Jealousy, the green-eyed-monster that makes us green with envy! It’s true. We all have jealous moments. But sustained jealous feelings are not healthy. Over time, the lingering effects of jealousy lead to relationship problems. So how do we let those jealous feelings go?

First, we need to get at the root cause. The root of jealousy is usually insecurity. That insecurity is based in fear, fear of losing something or someone, or fear that you lack something you think you need. For example, you could be jealous over someone’s shoes, good looks, a happy marriage or their promotion at work. You wonder, why them, not me? Insecurity tells you that you aren’t good enough or important.

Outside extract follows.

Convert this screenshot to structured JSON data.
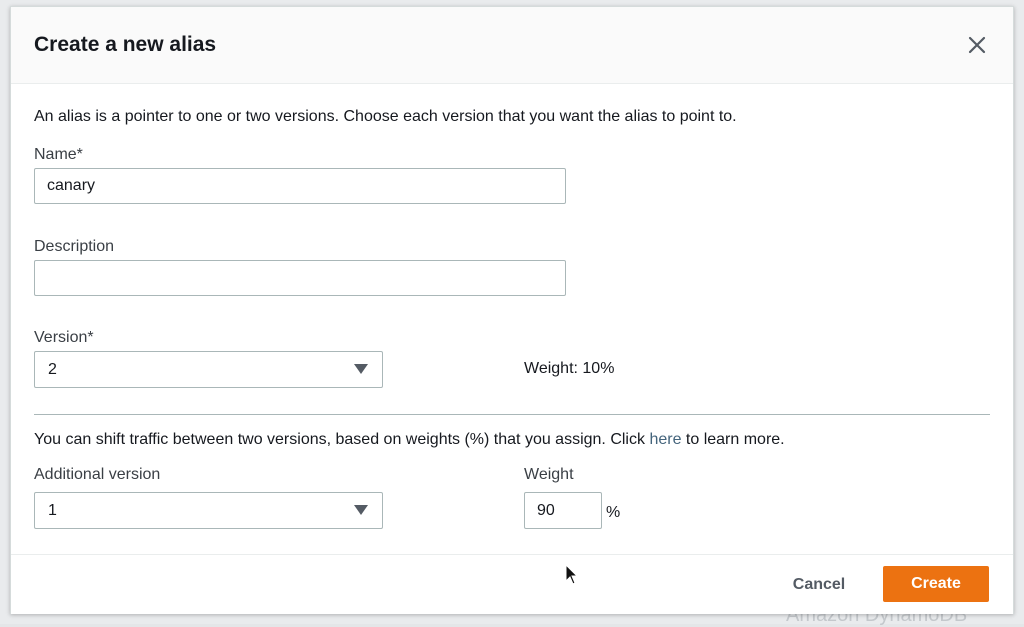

Don’t listen to that jealous voice. It is not based in the security of God’s love and unconditional acceptance. Rather it plays on a lack of trust that God will take care of you and provide for your needs.

Interestingly, the Bible has quite a bit to say about jealousy and offers guidance on how to deal with it:

  1. Be aware of jealousy. It may be normal to have jealous thoughts, but it is not a positive emotion to nurture! Because jealousy creeps up from insecurity, it should not be fueled. Instead, identify the source of insecurity and what is driving those feelings. Realize that this emotion fights against trusting God.  James 3:14-15 warns us, “But if you have bitter jealousy and selfish ambition in your hearts, do not boast and be false to the truth. This is not wisdom that comes down from above, but is earthly, unspiritual, demonic.”
  2. Stop thinking about jealous feelings. This will only lead to anger and revenge. Proverbs 6:34 tells us, “For jealousy makes a man furious, and he will not spare when he takes revenge.” Therefore, we need to take jealous thoughts captive. Grab those thoughts, find our security in Christ, and confront the issues that are prompting these feelings. Ruminating on jealous thoughts fuels anger.
  3. Do not act on jealous feelings. Romans 13:13 Let us walk properly as in the daytime, not in orgies and drunkenness, not in sexual immorality and sensuality, not in quarreling and jealousy. Once we recognize jealous thoughts, take them captive and don’t allow them to fuel anger and revenge, our actions change. Here is an example. Sally is jealous of her husband’s new administrator who is quite attractive. Sally recently had a baby and feels insecure about her physical attractiveness. Yet her husband shows no signs of lacking interest in her. Sally identifies her jealous thought towards the administrator. She realizes it has everything to do with how insecure she feels about her own body. Then she takes that thought captive, “I’ve just had a baby. My body is bouncing back. It isn’t what it was, but that is normal and doesn’t mean my husband will look at other women. There is no evidence that my husband is interested in this woman. I need to talk to him and be reassured.” Sally talks to her husband who reassures her that he finds her even more attractive as a mom and will honor his vow to be faithful to her. Sally felt reassured. Her willingness to talk it out helped her overcome jealous feelings. She did not allow those feelings to take hold and do harm.

When you have a jealous feeling, be aware, know that it is based in insecurity, take the thought captive and replace it with the truth of your security in Christ, and talk it out so you don’t act on those feelings.

Taming jealousy